Monster mothers have been a staple of dramatic literature since the Greeks named her “Medea.” Reflecting on the damage done to children by compulsively needy, self-serving mothers in more modern plays as “The Silver Cord” by Sidney Howard, “Gypsy” by Arthur Laurents, and “The Glass Menagerie” by Tennessee Williams, we glimpse only a tip of the matriarchal iceberg.
Whereas the above are somewhat remote biographical and fictional examples of motherhood gone off the rails, the central character who presides over Rob Urbinati’s new and gripping play “Mama’s Boy” is perhaps the most insightful portrait of manipulative motherhood in recent times.
Marguerite Oswald is the mother of Lee Harvey Oswald, the young man accused of assassinating President John F. Kennedy in 1963. Urbinati’s play provides us with his speculations (based on reports) about the love-hate relationship between Marguerite and her youngest son, Lee. As played by a brilliant Betsy Aidem, Marguerite is a relentless dynamo, the proverbial steel magnolia. Through two absorbing acts, she is a feverishly motivated woman with a mission.
That mission begins right after Lee’s murder soon after his arrest. The play opens as Marguerite, carrying a large briefcase, appears before an audience in Town Hall, New York City, where she feels compelled to present a compassionate portrait of her son. This also shows Marguerite’s own speculations (what she calls evidence) that will implicate the United States government and the FBI in the assassination.
While the play is framed by Marguerite’s impassioned address to the audience (us) with questions supplied by an unseen interviewer (Boyd Gaines), the remainder of Act I regresses to 1962 and Fort Worth, Texas, where Lee (Michael Goldsmith) has just returned from the Soviet Union, where he lived from 1959 to 1962 with his wife, Marina (Laurel Casillo), and their infant child.
Marguerite is not openly hostile toward the pretty red-haired Marina, but her brittle comments and barely concealed condescension indicates her disapproving attitude toward this woman whom she perceives instantly as a rival for her son’s affection. It’s easy for us to see how conflicted a son Lee is, as bits of exposition provide us with the reasons why Marguerite’s other two sons, the married Robert (Miles G. Jackson) and John (unseen), are now estranged.
It quickly becomes apparent why Robert has stayed away from his mother (“I hate her”) but very cautiously pays a visit to her home in an attempt to reconnect with the brother whose actions have mystified him. We learn that Lee’s two older brothers were sent to an orphanage soon after their father had died, while Lee, the youngest, was kept at home and, as we are told, slept in the same bed with his mother. In a brief scene in which Marguerite asks Lee to dance with her, we can see the how Lee is tortured by long repressed feelings that Marguerite quite deviously has instigated.
The play, under David Saint’s skillful direction, intensifies and builds incrementally as Lee unwittingly begins to respond more desperately and despairingly to his mother’s interfering and influencing. He has also found himself once again in a country he claims to hate now even more than he does the Soviet Union.
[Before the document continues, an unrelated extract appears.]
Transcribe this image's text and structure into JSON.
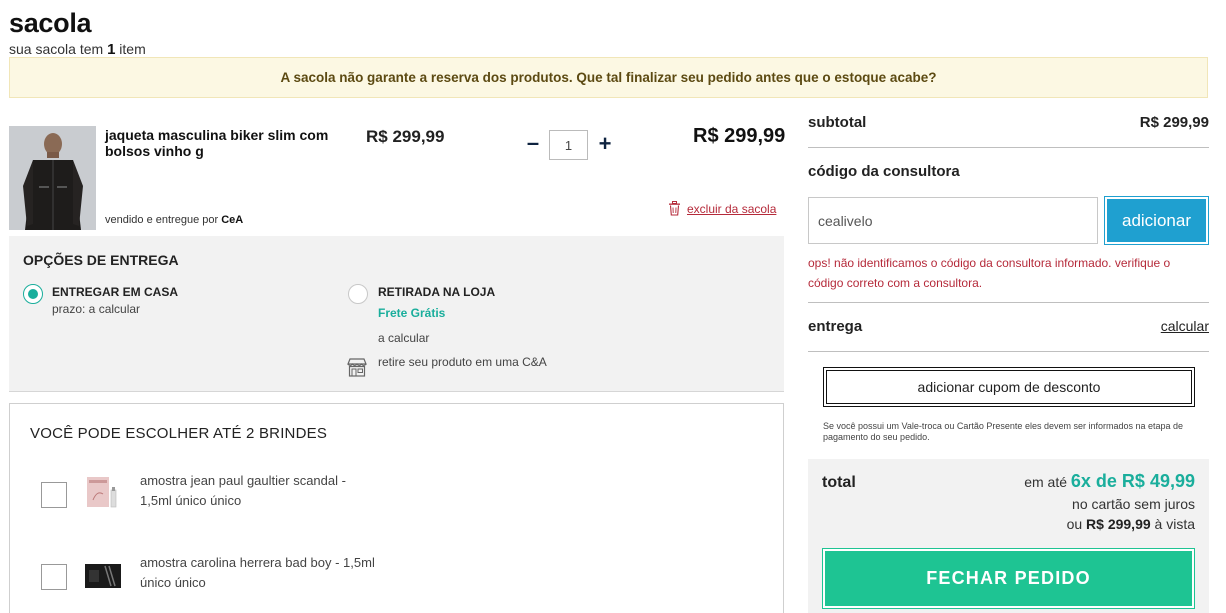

Unsettled and more embittered by his own life and oddly angered by Marina’s gradual adjustment even after they have found a place of their own, Lee becomes abusive. Not surprising that Marguerite tracks them down and keeps meddling in their affairs. At almost every turn of events, we get to hear about the sacrifices she made for her boys and how she cannot understand their ingratitude.
Aidem, who has appeared notably at George Street in “God of Carnage” and “Jolson Sings Again,” reveals Marguerite as a complicated mother who is not a quitter but is able to valiantly withstand what she sees as unjustified resentment. She does the almost impossible by making us empathize with this woman who will neither admit defeat to anyone nor permit herself to desert the sons who have disowned her.
Goldsmith is terrific as the conflicted Lee whose inner demons will never allow him to completely sever the tormenting love he feels for his mother nor will they allow him to address the guilt he feels for his increasingly brutish behavior to Marina. The play also follows the path that Marina takes from being an outsider in a strange land to a woman suddenly forced to face a tragic reality. Jackson is more than credible as the easy-going Robert, who finds himself unwittingly drawn back into the quagmire created by his mother and his disillusioned and desolate brother.
The play has been given a visually impressive production. Its numerous locations, including a home, apartment, motel, police and court buildings, New York’s Town Hall, and a cemetery, have been masterfully designed by Michael Anania to come into view on a revolving stage. With the added enhancement of locale-specific projections designed by Michael Clark and the excellent lighting design by Ken Billington, “Mama’s Boy” achieves its goal to be both a provocative study in familial disharmony and a startling consideration of domestic events behind a national tragedy.
Mama’s Boy, George Street Playhouse, 9 Livingston Avenue, New Brunswick. Through November 6, Tuesdays through Saturdays, 8 p.m., Sundays, 7 p.m., matinees, Thursdays and Sundays, 2 p.m. $17 to $66. 732-246-7717 or GSPonline.org.